This is a big deal, though, since Pakistan is the world’s largest tea importer, having bought more than US$600 million just last year.

The idea to reduce tea consumption wasn’t the only suggestion that Iqbal made – he also said that markets could close by 8:30 in the evening to save energy.

For some context here, Pakistan is in a pretty dicey economic situation. The country’s parliament just recently ousted former Prime Minister Imran Khan, who was replaced by Shehbaz Sharif. And when he got the job, he accused the outgoing Khan administration of mismanaging the economy and said getting it back on track would be a major challenge.

Sharif’s government is now working on convincing the IMF to restart some bailout programs that would pump nearly US$6 billion into the Pakistani economy.

In other news …

📉Stocks, oil and Bitcoin: While investors brace themselves for what could be the highest US rate hike in 28 years, global stocks fell for the second day in a row after entering bear territory yesterday. Oil prices also fell, with Brent crude futures falling 1.17% to US$120.84 a barrel, with the increased rates and the impact of the US tax on oil. Bitcoin settled at US$21,351.

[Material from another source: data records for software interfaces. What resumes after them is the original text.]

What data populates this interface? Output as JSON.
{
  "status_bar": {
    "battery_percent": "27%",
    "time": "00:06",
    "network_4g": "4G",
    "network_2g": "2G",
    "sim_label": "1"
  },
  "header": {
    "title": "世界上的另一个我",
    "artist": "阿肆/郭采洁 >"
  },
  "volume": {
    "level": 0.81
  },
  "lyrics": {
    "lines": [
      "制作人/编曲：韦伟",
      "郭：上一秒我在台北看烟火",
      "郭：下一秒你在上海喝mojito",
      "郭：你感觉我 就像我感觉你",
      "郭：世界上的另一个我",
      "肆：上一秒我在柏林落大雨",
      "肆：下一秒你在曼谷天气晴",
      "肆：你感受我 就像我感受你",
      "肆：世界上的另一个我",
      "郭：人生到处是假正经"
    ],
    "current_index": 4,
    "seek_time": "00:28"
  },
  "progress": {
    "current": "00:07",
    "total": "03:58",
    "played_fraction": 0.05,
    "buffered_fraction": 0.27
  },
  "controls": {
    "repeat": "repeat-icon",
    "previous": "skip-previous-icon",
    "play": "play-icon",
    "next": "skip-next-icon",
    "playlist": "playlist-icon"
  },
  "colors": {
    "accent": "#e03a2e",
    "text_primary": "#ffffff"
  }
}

🗃Coinbase’s job cut: Adding to the crypto winter, according to an email from Coinbase sent out Tuesday, the company will be cutting 18% of full-time jobs.

📞That first meeting: Elon Musk will be addressing Twitter employees for the first time on Thursday morning via a video call since launching his US$44 billion takeover bid.

🇭🇰Hong Kong COVID: From Thursday till the end of the month, partygoers to Hong Kong bars and clubs will be required to show a negative COVID test upon entry. The city saw over 750 infections yesterday.

🦠Monkeypox: The WHO is working with experts to try and come up with a new name for monkeypox. This comes after over 30 scientists wrote to the agency last week urging them to come up with a name that was “non-discriminatory and non-stigmatising.” The WHO will also hold an emergency meeting next week to see whether monkeypox needs to be classified as a global public health emergency.

🎬Buzz Lightyear: Buzz Lightyear’s new film is hitting the cinemas later this week, and while kids and adults alike are getting excited around the world, those in the UAE won’t be able to watch the movie after The UAE’s Media Regulatory Office tweeted that it violated “the country’s media content standards.” Executive Director Rashid Khalfan Al Nuaimi told Reuters it was based on the inclusion of “homosexual” characters who share a brief kiss.

💔BTS break: Korean phenomenon BTS said during a televised dinner celebrating their anniversary that they are going to be taking a break to do their own thing for a while and pursue solo projects. The group has been apparently going through a rough patch and trying to find their identity.

Written and put together by Jake Shropshire, Christine Dulion and Krystal Lai